(Work to be completed) The answer should reproduce the listing below character for character.

==*==

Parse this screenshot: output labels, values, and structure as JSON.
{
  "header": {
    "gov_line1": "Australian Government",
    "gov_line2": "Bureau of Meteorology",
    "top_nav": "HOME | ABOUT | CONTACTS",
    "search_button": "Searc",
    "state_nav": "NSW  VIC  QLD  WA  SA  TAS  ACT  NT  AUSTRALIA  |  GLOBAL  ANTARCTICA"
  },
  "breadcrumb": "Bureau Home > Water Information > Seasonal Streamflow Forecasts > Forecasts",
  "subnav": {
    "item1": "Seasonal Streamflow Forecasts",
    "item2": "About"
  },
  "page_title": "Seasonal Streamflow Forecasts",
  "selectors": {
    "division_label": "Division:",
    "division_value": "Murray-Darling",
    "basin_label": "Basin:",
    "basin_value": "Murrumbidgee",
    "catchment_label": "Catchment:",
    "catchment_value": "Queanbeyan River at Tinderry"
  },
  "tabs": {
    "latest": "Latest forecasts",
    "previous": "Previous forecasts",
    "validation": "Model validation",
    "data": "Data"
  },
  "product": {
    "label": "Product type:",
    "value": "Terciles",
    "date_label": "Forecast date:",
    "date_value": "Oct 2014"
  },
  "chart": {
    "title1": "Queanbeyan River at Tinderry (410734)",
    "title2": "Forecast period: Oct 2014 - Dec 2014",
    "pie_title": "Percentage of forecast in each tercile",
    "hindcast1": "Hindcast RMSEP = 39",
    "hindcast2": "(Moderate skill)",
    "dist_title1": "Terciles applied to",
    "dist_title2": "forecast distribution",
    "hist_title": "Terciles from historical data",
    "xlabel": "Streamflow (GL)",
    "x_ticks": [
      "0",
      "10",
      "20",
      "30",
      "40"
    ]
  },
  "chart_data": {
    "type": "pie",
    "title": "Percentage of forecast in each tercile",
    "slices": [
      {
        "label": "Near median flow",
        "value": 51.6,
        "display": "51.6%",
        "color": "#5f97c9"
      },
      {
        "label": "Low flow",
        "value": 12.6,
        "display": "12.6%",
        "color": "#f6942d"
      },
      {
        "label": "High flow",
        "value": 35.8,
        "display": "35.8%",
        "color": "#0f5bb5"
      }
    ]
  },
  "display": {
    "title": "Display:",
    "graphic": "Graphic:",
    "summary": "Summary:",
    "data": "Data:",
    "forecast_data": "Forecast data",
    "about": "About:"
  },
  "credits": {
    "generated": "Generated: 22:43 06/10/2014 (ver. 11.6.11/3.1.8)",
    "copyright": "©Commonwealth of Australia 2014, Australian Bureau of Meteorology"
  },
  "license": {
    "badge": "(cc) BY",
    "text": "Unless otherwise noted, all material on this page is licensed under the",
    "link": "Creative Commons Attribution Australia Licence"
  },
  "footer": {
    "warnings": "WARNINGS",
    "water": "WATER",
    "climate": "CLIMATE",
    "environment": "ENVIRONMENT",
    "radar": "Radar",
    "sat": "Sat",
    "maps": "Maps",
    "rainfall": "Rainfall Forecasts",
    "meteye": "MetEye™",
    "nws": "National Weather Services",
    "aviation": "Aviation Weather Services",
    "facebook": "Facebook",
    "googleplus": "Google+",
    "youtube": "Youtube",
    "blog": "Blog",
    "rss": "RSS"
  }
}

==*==

(Task solution)
Parse this screenshot: output labels, values, and structure as JSON.
{
  "header": {
    "gov_line1": "Australian Government",
    "gov_line2": "Bureau of Meteorology",
    "top_nav": "HOME | ABOUT | CONTACTS",
    "search_button": "Searc",
    "state_nav": "NSW  VIC  QLD  WA  SA  TAS  ACT  NT  AUSTRALIA  |  GLOBAL  ANTARCTICA"
  },
  "breadcrumb": "Bureau Home > Water Information > Seasonal Streamflow Forecasts > Forecasts",
  "subnav": {
    "item1": "Seasonal Streamflow Forecasts",
    "item2": "About"
  },
  "page_title": "Seasonal Streamflow Forecasts",
  "selectors": {
    "division_label": "Division:",
    "division_value": "Murray-Darling",
    "basin_label": "Basin:",
    "basin_value": "Murrumbidgee",
    "catchment_label": "Catchment:",
    "catchment_value": "Queanbeyan River at Tinderry"
  },
  "tabs": {
    "latest": "Latest forecasts",
    "previous": "Previous forecasts",
    "validation": "Model validation",
    "data": "Data"
  },
  "product": {
    "label": "Product type:",
    "value": "Terciles",
    "date_label": "Forecast date:",
    "date_value": "Oct 2014"
  },
  "chart": {
    "title1": "Queanbeyan River at Tinderry (410734)",
    "title2": "Forecast period: Oct 2014 - Dec 2014",
    "pie_title": "Percentage of forecast in each tercile",
    "hindcast1": "Hindcast RMSEP = 39",
    "hindcast2": "(Moderate skill)",
    "dist_title1": "Terciles applied to",
    "dist_title2": "forecast distribution",
    "hist_title": "Terciles from historical data",
    "xlabel": "Streamflow (GL)",
    "x_ticks": [
      "0",
      "10",
      "20",
      "30",
      "40"
    ]
  },
  "chart_data": {
    "type": "pie",
    "title": "Percentage of forecast in each tercile",
    "slices": [
      {
        "label": "Near median flow",
        "value": 51.6,
        "display": "51.6%",
        "color": "#5f97c9"
      },
      {
        "label": "Low flow",
        "value": 12.6,
        "display": "12.6%",
        "color": "#f6942d"
      },
      {
        "label": "High flow",
        "value": 35.8,
        "display": "35.8%",
        "color": "#0f5bb5"
      }
    ]
  },
  "display": {
    "title": "Display:",
    "graphic": "Graphic:",
    "summary": "Summary:",
    "data": "Data:",
    "forecast_data": "Forecast data",
    "about": "About:"
  },
  "credits": {
    "generated": "Generated: 22:43 06/10/2014 (ver. 11.6.11/3.1.8)",
    "copyright": "©Commonwealth of Australia 2014, Australian Bureau of Meteorology"
  },
  "license": {
    "badge": "(cc) BY",
    "text": "Unless otherwise noted, all material on this page is licensed under the",
    "link": "Creative Commons Attribution Australia Licence"
  },
  "footer": {
    "warnings": "WARNINGS",
    "water": "WATER",
    "climate": "CLIMATE",
    "environment": "ENVIRONMENT",
    "radar": "Radar",
    "sat": "Sat",
    "maps": "Maps",
    "rainfall": "Rainfall Forecasts",
    "meteye": "MetEye™",
    "nws": "National Weather Services",
    "aviation": "Aviation Weather Services",
    "facebook": "Facebook",
    "googleplus": "Google+",
    "youtube": "Youtube",
    "blog": "Blog",
    "rss": "RSS"
  }
}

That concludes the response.